WALT DISNEY PICTURES'
World Wide Web Archive
The Unofficial Fan Resource
We Got This Covered has been informed by our sources – the same ones who told us an Aladdin sequel was happening, which we now know to be true – that Disney wants to do a Lion King follow-up. According to what we’ve heard, though, director Jon Favreau isn’t so keen on the idea, which may mean that a new director will be hired to helm it. We’ve also been told that it’s not a sure thing just yet, but they’re certainly discussing it given the barnstorming success of the first one.
Unclear at this point is whether said sequel would just be a live-action Simba's Pride, or whether it would go in some new direction. If remakes like Aladdin are earning sequels of their own, though, it's hard to deny there's a possibility of more TLK movies on the horizon.
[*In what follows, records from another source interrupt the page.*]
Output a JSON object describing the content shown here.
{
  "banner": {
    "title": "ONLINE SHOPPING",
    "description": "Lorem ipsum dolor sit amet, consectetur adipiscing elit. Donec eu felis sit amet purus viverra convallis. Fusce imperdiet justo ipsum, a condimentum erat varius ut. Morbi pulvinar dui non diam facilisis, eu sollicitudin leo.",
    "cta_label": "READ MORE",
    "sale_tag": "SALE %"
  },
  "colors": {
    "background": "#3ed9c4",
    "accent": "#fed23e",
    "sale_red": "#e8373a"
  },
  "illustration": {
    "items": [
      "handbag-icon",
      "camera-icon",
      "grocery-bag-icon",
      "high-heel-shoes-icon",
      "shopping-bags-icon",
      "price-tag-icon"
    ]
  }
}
Via Charlie Quigg.
Decades of speculation and fanfiction have covered possibilities such as clashes with large beasts such as wildebeests or rival lions to a lovers' quarrel, but now thanks to The Lion Guard it seems we have our answer.
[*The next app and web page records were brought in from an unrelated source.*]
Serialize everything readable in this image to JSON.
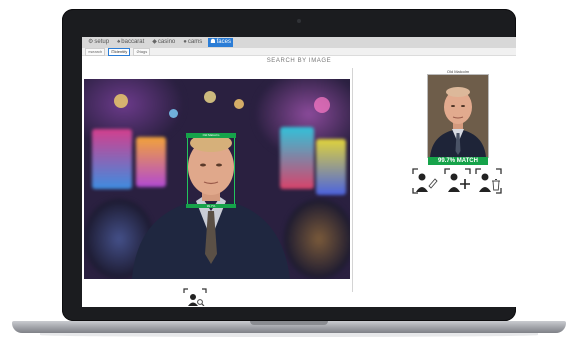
{
  "nav": {
    "items": [
      {
        "label": "setup",
        "icon": "gear-icon",
        "glyph": "⚙"
      },
      {
        "label": "baccarat",
        "icon": "cards-icon",
        "glyph": "♠"
      },
      {
        "label": "casino",
        "icon": "casino-icon",
        "glyph": "◆"
      },
      {
        "label": "cams",
        "icon": "camera-icon",
        "glyph": "●"
      },
      {
        "label": "faces",
        "icon": "faces-icon",
        "glyph": "☗"
      }
    ],
    "active": "faces"
  },
  "subtabs": [
    {
      "label": "search",
      "icon": "search-icon"
    },
    {
      "label": "identify",
      "icon": "identify-icon"
    },
    {
      "label": "tags",
      "icon": "tag-icon"
    }
  ],
  "heading": "SEARCH BY IMAGE",
  "detection": {
    "name_label": "Old Malcolm",
    "score_label": "99.7%"
  },
  "match": {
    "name": "Old Malcolm",
    "badge": "99.7% MATCH",
    "confidence": 0.997
  },
  "actions": [
    {
      "name": "edit-person-button",
      "icon": "pencil-icon"
    },
    {
      "name": "add-person-button",
      "icon": "plus-icon"
    },
    {
      "name": "delete-person-button",
      "icon": "trash-icon"
    }
  ],
  "colors": {
    "accent": "#2b7dd6",
    "match_green": "#16a34a",
    "box_green": "#22c55e",
    "laptop_bezel": "#1b1c1f"
  }
}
Via Charlie Quigg.
"A Gift He'll Never Forget" features Scar and young Simba in the gorge, setting the stage for the stampede:
And "I'm Gonna Name Him Fred" is the scene of Timon and Pumbaa discovering Simba collapsed in the desert, with updated dialogue and repartee:
Tickets can be purchased starting today at Fandango — and if you follow the link you'll get an in-depth exclusive interview between Fandango and TLK director Jon Favreau.
Jon Favreau: We learned a lot on The Jungle Book, and one of the things we learned is that if you push the facial expressions on an animal too much it starts to look less like an animal and more like a human. Part of the naturalistic approach of The Lion King that would have not fit in with our tone. Part of it is trying to make the animals express emotions without facial expression, so like in the case of Pumbaa, who is a very comedic character who has a lot of facial expressions in the old one, how do you make a warthog comical if you can't make him make faces? You have to look at the reference of warthogs in nature, and you start to see that they're very comical in the way that they move.
So, part of it was directing the animators to express the emotions of the characters, be it the lion or the meerkat or the warthog, in a way that is both consistent with what people would see in nature, but also to express the performance choices the actors are making. So, there’s a lot of body language that was worked into this piece. What’s nice is that as you watch the film all together, I think it's very successful. But it definitely is one of the things that created one of the bigger challenges, to try to help bring the charm and humanity of the original productions into this without having the ability to manipulate the facial expressions and the naturalism of the animals to the extent that you could in animation.
Behind-the-scenes interview with the director of the new film, giving us some insight into his thought processes and goals:
Favreau says the new Lion King cleaves largely to the animated film. “We are working off a story that works really well, but the more we looked at, the more we challenged the story. There were certain things that needed addressing to make it feel more appropriate to this medium, but as far as the characters, the story, the themes, the music, we really felt that people were very connected to the original, and so hopefully if you are a fan of the original you will look at our film and say, ‘I feel like I saw The Lion King.’”
In the end, Favreau hopes The Lion King feels emotionally as realistic as if audiences were watching live creatures. “That’s the trick here,” he says. “Because I don’t think anyone wants to see another animated Lion King, because [that film] still holds up really, really well. Doing The Jungle Book gave me a lot of encouragement. I saw The Lion King as a great opportunity to springboard, refine the tools, and tackle this beloved story in a new way.”